1 red onion, peeled
1 c water or veg­etable stock

Cut up the veg­eta­bles into small chunks and place them in a bak­ing dish. Mix the herbs into about half a cup of water or stock, with about a table­spoon­ful of bal­sam­ic vine­gar. Pour over the veg­eta­bles. Put it in on the bot­tom rack of the oven and turn the oven on and set it to 350 degrees.

Car­rot cake
After you put the veg­eta­bles in the oven, make the car­rot cake. I used Mary McDougall’s recipe for raisin car­rot cake (, except that I added a half tea­spoon of car­damom and I sub­sti­tut­ed a gluten-free all-pur­pose flour for the whole-wheat flour. Put the cake in the oven on the mid­dle rack. When you put the car­rot cake in the oven, stir the veg­eta­bles and add the rest of the water and herbs.

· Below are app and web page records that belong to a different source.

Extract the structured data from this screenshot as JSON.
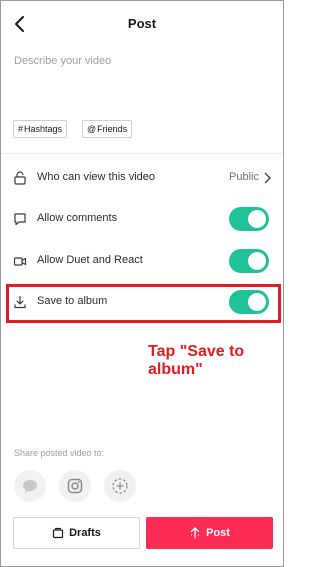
{
  "header": {
    "title": "Post"
  },
  "description": {
    "placeholder": "Describe your video"
  },
  "chips": {
    "hashtags_symbol": "#",
    "hashtags": "Hashtags",
    "friends_symbol": "@",
    "friends": "Friends"
  },
  "settings": {
    "who_can_view": {
      "label": "Who can view this video",
      "value": "Public"
    },
    "allow_comments": {
      "label": "Allow comments",
      "enabled": true
    },
    "allow_duet": {
      "label": "Allow Duet and React",
      "enabled": true
    },
    "save_to_album": {
      "label": "Save to album",
      "enabled": true
    }
  },
  "annotation": {
    "text": "Tap \"Save to album\""
  },
  "share": {
    "label": "Share posted video to:",
    "targets": [
      "message-icon",
      "instagram-icon",
      "more-icon"
    ]
  },
  "footer": {
    "drafts_label": "Drafts",
    "post_label": "Post"
  },
  "colors": {
    "toggle_on": "#20c29a",
    "post_button": "#fe2c55",
    "annotation": "#e8191f"
  }
}
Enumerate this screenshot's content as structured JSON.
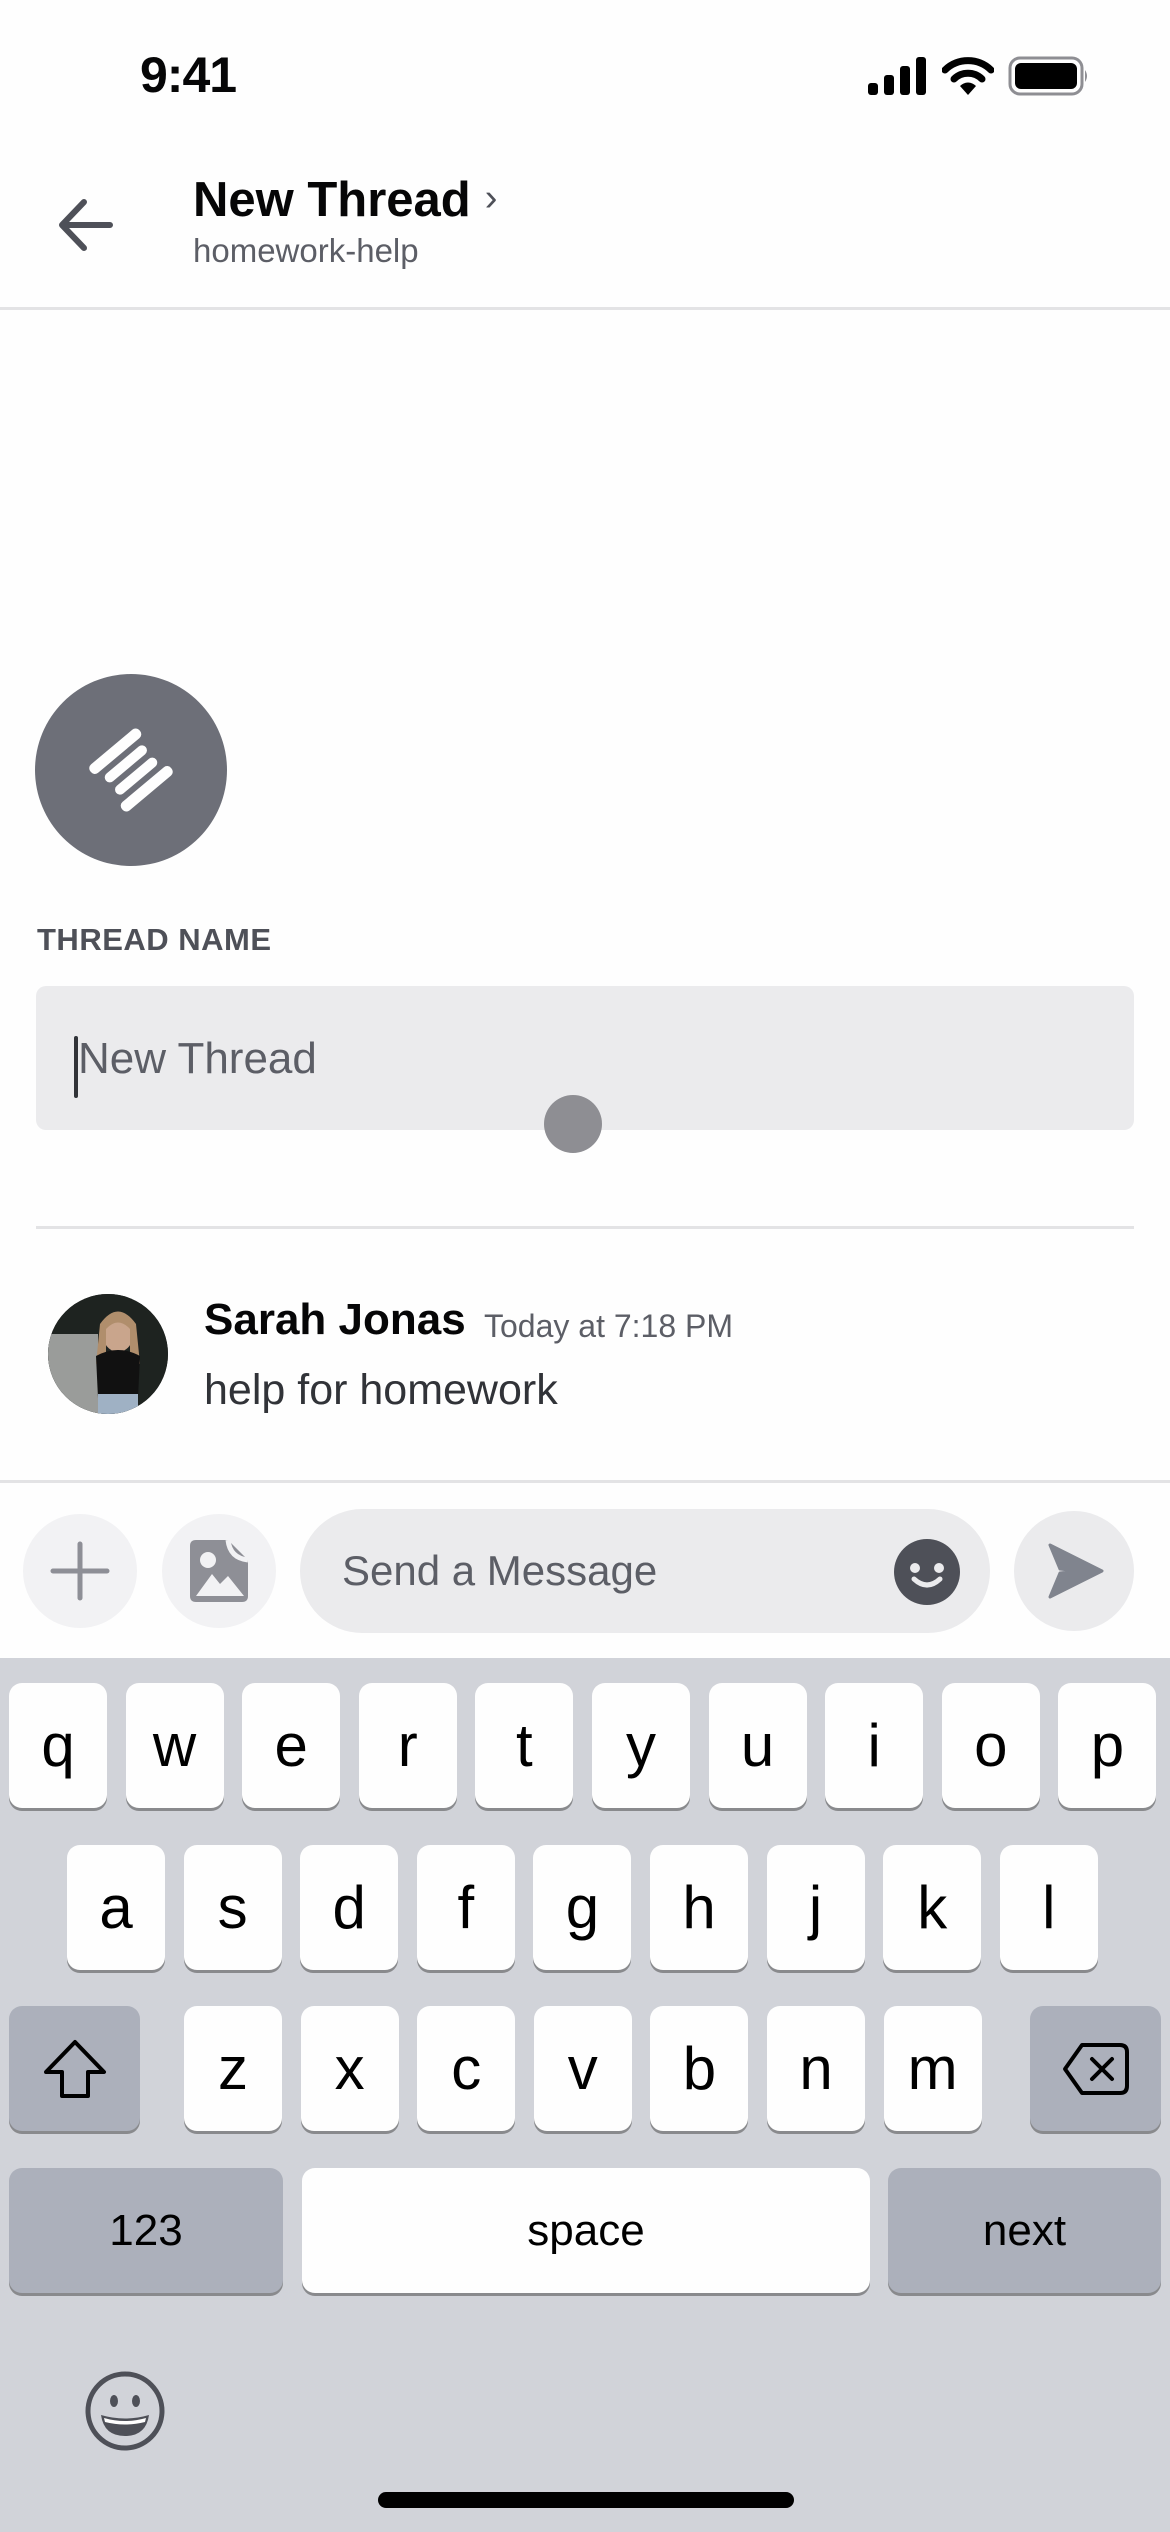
{
  "status_bar": {
    "time": "9:41",
    "icons": [
      "cellular-signal-icon",
      "wifi-icon",
      "battery-icon"
    ]
  },
  "header": {
    "back_icon": "arrow-left-icon",
    "title": "New Thread",
    "title_chevron": "›",
    "subtitle": "homework-help"
  },
  "thread": {
    "icon": "thread-icon",
    "section_label": "THREAD NAME",
    "name_input": {
      "value": "",
      "placeholder": "New Thread"
    }
  },
  "message": {
    "author": "Sarah Jonas",
    "timestamp": "Today at 7:18 PM",
    "text": "help for homework",
    "avatar": "user-avatar-photo"
  },
  "composer": {
    "add_icon": "plus-icon",
    "gallery_icon": "image-icon",
    "placeholder": "Send a Message",
    "emoji_icon": "emoji-icon",
    "send_icon": "send-icon"
  },
  "keyboard": {
    "row1": [
      "q",
      "w",
      "e",
      "r",
      "t",
      "y",
      "u",
      "i",
      "o",
      "p"
    ],
    "row2": [
      "a",
      "s",
      "d",
      "f",
      "g",
      "h",
      "j",
      "k",
      "l"
    ],
    "row3": [
      "z",
      "x",
      "c",
      "v",
      "b",
      "n",
      "m"
    ],
    "shift_icon": "shift-icon",
    "delete_icon": "backspace-icon",
    "numbers_label": "123",
    "space_label": "space",
    "return_label": "next",
    "emoji_icon": "emoji-keyboard-icon"
  },
  "colors": {
    "thread_icon_bg": "#6d6f78",
    "input_bg": "#ebebed",
    "keyboard_bg": "#d1d3d9",
    "special_key_bg": "#acb0bb"
  }
}
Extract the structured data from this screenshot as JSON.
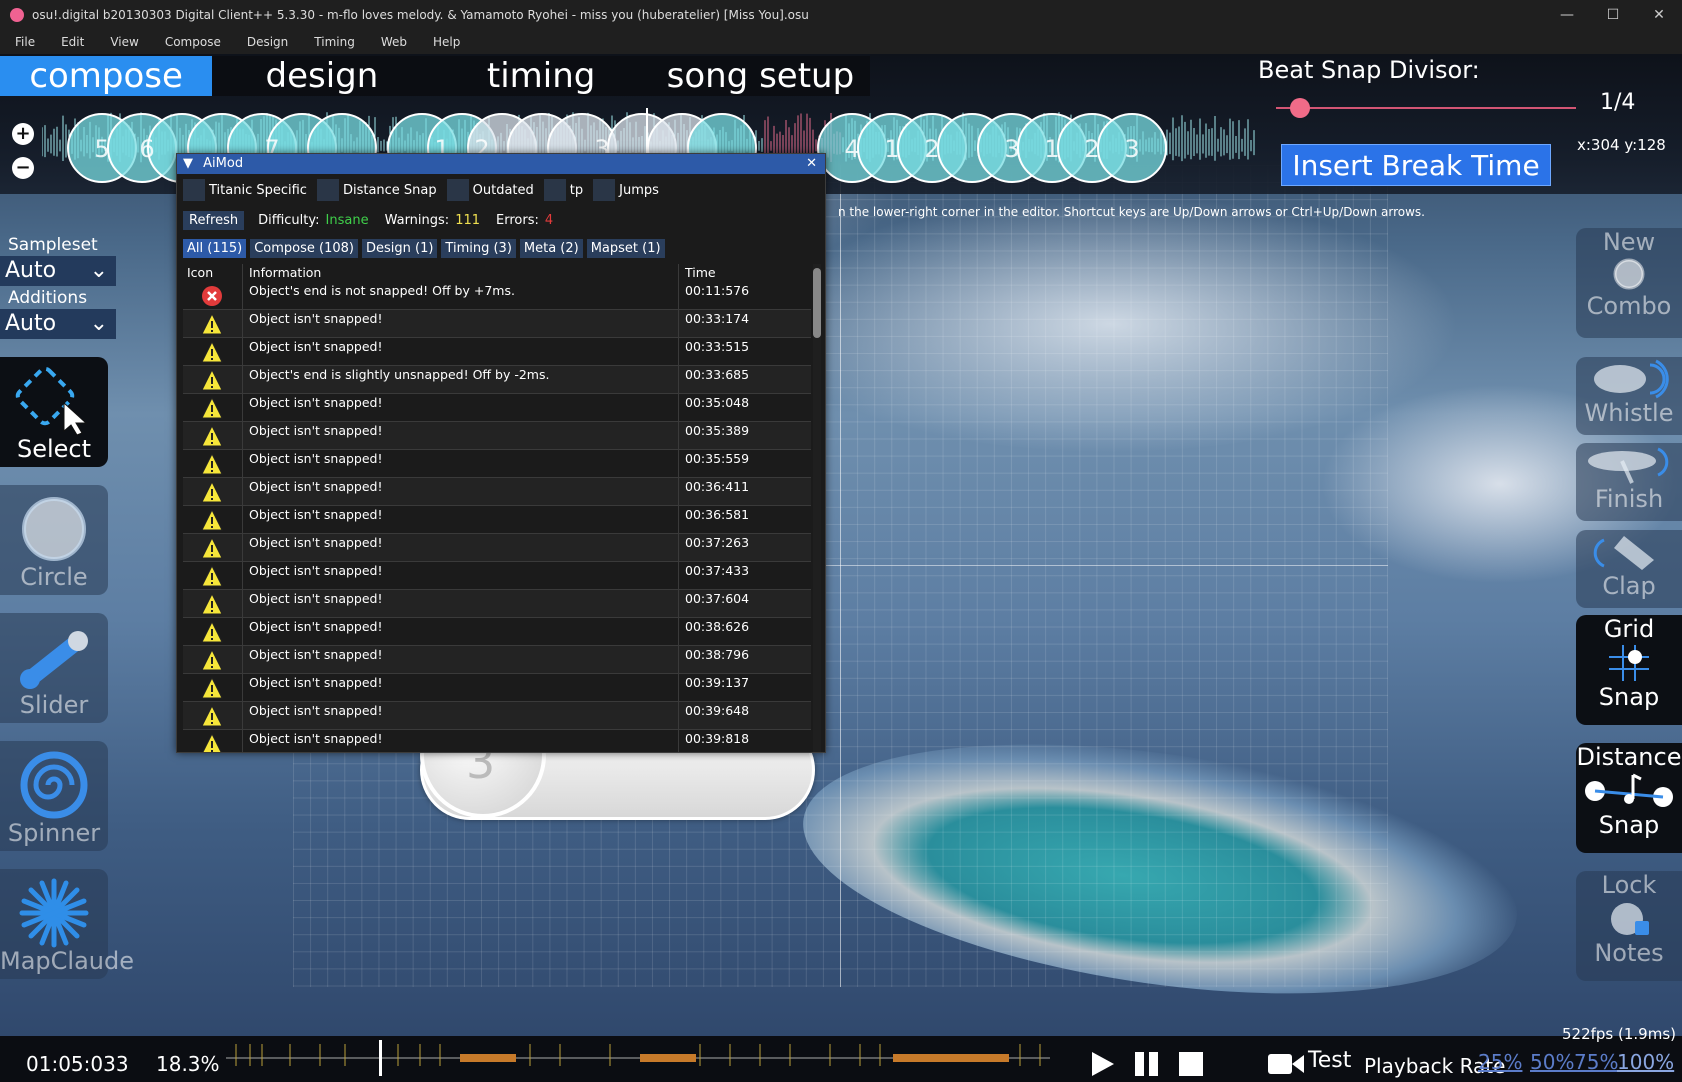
{
  "window": {
    "title": "osu!.digital b20130303 Digital Client++ 5.3.30 - m-flo loves melody. & Yamamoto Ryohei - miss you (huberatelier) [Miss You].osu",
    "min": "—",
    "max": "☐",
    "close": "✕"
  },
  "menu": [
    "File",
    "Edit",
    "View",
    "Compose",
    "Design",
    "Timing",
    "Web",
    "Help"
  ],
  "tabs": [
    "compose",
    "design",
    "timing",
    "song setup"
  ],
  "beat_snap": {
    "label": "Beat Snap Divisor:",
    "value": "1/4",
    "level": 0.08
  },
  "timeline": {
    "zoom_in": "+",
    "zoom_out": "−",
    "numbers": [
      "5",
      "6",
      "7",
      "1",
      "2",
      "3",
      "4",
      "1",
      "2",
      "3",
      "1",
      "2",
      "3"
    ]
  },
  "insert_break": "Insert Break Time",
  "coords": "x:304 y:128",
  "hint": "n the lower-right corner in the editor. Shortcut keys are Up/Down arrows or Ctrl+Up/Down arrows.",
  "left_panel": {
    "sampleset_label": "Sampleset",
    "sampleset_value": "Auto",
    "additions_label": "Additions",
    "additions_value": "Auto",
    "tools": [
      "Select",
      "Circle",
      "Slider",
      "Spinner",
      "MapClaude"
    ]
  },
  "right_panel": {
    "new_combo": [
      "New",
      "Combo"
    ],
    "whistle": "Whistle",
    "finish": "Finish",
    "clap": "Clap",
    "grid_snap": [
      "Grid",
      "Snap"
    ],
    "distance_snap": [
      "Distance",
      "Snap"
    ],
    "lock_notes": [
      "Lock",
      "Notes"
    ]
  },
  "aimod": {
    "title": "AiMod",
    "close": "✕",
    "checks": [
      "Titanic Specific",
      "Distance Snap",
      "Outdated",
      "tp",
      "Jumps"
    ],
    "refresh": "Refresh",
    "difficulty_label": "Difficulty:",
    "difficulty": "Insane",
    "warnings_label": "Warnings:",
    "warnings": "111",
    "errors_label": "Errors:",
    "errors": "4",
    "categories": [
      "All (115)",
      "Compose (108)",
      "Design (1)",
      "Timing (3)",
      "Meta (2)",
      "Mapset (1)"
    ],
    "columns": [
      "Icon",
      "Information",
      "Time"
    ],
    "rows": [
      {
        "icon": "error-icon",
        "info": "Object's end is not snapped! Off by +7ms.",
        "time": "00:11:576"
      },
      {
        "icon": "warning-icon",
        "info": "Object isn't snapped!",
        "time": "00:33:174"
      },
      {
        "icon": "warning-icon",
        "info": "Object isn't snapped!",
        "time": "00:33:515"
      },
      {
        "icon": "warning-icon",
        "info": "Object's end is slightly unsnapped! Off by -2ms.",
        "time": "00:33:685"
      },
      {
        "icon": "warning-icon",
        "info": "Object isn't snapped!",
        "time": "00:35:048"
      },
      {
        "icon": "warning-icon",
        "info": "Object isn't snapped!",
        "time": "00:35:389"
      },
      {
        "icon": "warning-icon",
        "info": "Object isn't snapped!",
        "time": "00:35:559"
      },
      {
        "icon": "warning-icon",
        "info": "Object isn't snapped!",
        "time": "00:36:411"
      },
      {
        "icon": "warning-icon",
        "info": "Object isn't snapped!",
        "time": "00:36:581"
      },
      {
        "icon": "warning-icon",
        "info": "Object isn't snapped!",
        "time": "00:37:263"
      },
      {
        "icon": "warning-icon",
        "info": "Object isn't snapped!",
        "time": "00:37:433"
      },
      {
        "icon": "warning-icon",
        "info": "Object isn't snapped!",
        "time": "00:37:604"
      },
      {
        "icon": "warning-icon",
        "info": "Object isn't snapped!",
        "time": "00:38:626"
      },
      {
        "icon": "warning-icon",
        "info": "Object isn't snapped!",
        "time": "00:38:796"
      },
      {
        "icon": "warning-icon",
        "info": "Object isn't snapped!",
        "time": "00:39:137"
      },
      {
        "icon": "warning-icon",
        "info": "Object isn't snapped!",
        "time": "00:39:648"
      },
      {
        "icon": "warning-icon",
        "info": "Object isn't snapped!",
        "time": "00:39:818"
      }
    ]
  },
  "canvas": {
    "slider_number": "3"
  },
  "bottom": {
    "time": "01:05:033",
    "percent": "18.3%",
    "fps": "522fps (1.9ms)",
    "test": "Test",
    "playback_label": "Playback Rate",
    "rates": [
      "25%",
      "50%",
      "75%",
      "100%"
    ]
  },
  "colors": {
    "accent": "#2a8ef0",
    "difficulty": "#3fcf4a",
    "warnings": "#f0e050",
    "errors": "#e23b3b",
    "knob": "#f06b88"
  }
}
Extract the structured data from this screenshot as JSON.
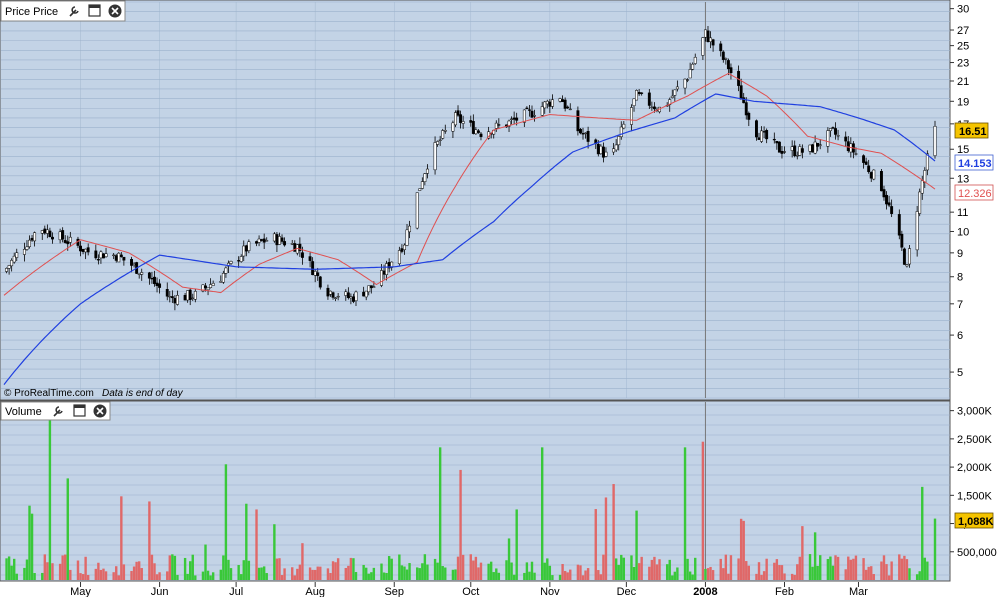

Apple sal­ad
While the veg­eta­bles and cake are bak­ing, chop up a very sweet red apple, some cel­ery, and some raw Jerusalem arti­chokes (sun­chokes), if you have them. Toss them with a rasp­ber­ry-fla­vored vine­gar and serve on a bed of let­tuce. The vine­gar keeps the apples and sun­chokes from turn­ing dark before you serve them. If your apples aren’t over­ly sweet, you could add a lit­tle bit of the sweet­en­er of your choice to the vine­gar before mix­ing it with the apples.

Mush­room gravy
Stir-fry a chopped onion over medi­um heat in a dry pan until the onion is very brown. Then add two cloves of minced gar­lic and fry for anoth­er minute or so. Then add 2 cups of water and ½ chopped fresh mush­rooms or a hand­ful of dried mush­rooms. Let it sim­mer slow­ly until you are about ready to serve the veg­eta­bles. Then com­bine ¼ cup of corn­starch with anoth­er cup of water. Mix thor­ough­ly, then stir it into the boil­ing mush­rooms. Keep stir­ring until it is thick­ened. You can adjust the amount of water and corn­starch until you get the desired vol­ume and con­sis­ten­cy. Serve the gravy over the roast­ed veg­eta­bles.

How Strong Are Gorillas?

Gorillas Are Enormously Strong!

Take it from some­one who knows:

No one knows [how strong goril­las are], because you can’t take a goril­la down to your local gym, obvi­ous­ly, and if you did it would be at your own per­il and the oth­er gym mem­bers’ per­il. We don’t know, but sci­en­tists esti­mate it to be about 10 times stronger than a full-grown man. And cer­tain­ly some of the things I’ve seen here at the zoo, 10 times stronger is prob­a­bly fair­ly cor­rect. For exam­ple, when I’m mov­ing things around inside their enclo­sure, there might be very large logs which I’m lit­er­al­ly unable to move, so I might call a cou­ple of oth­er keep­ers over, and between the three of us, we will slow­ly man­han­dle it, per­haps a few inch­es across the enclo­sure. Bob­by then will come in and then just with one hand will be able to swipe that same log a good few feet with­out any effort.

—Daniel Sim­monds, Goril­la Keep­er, ZSL Lon­don Zoo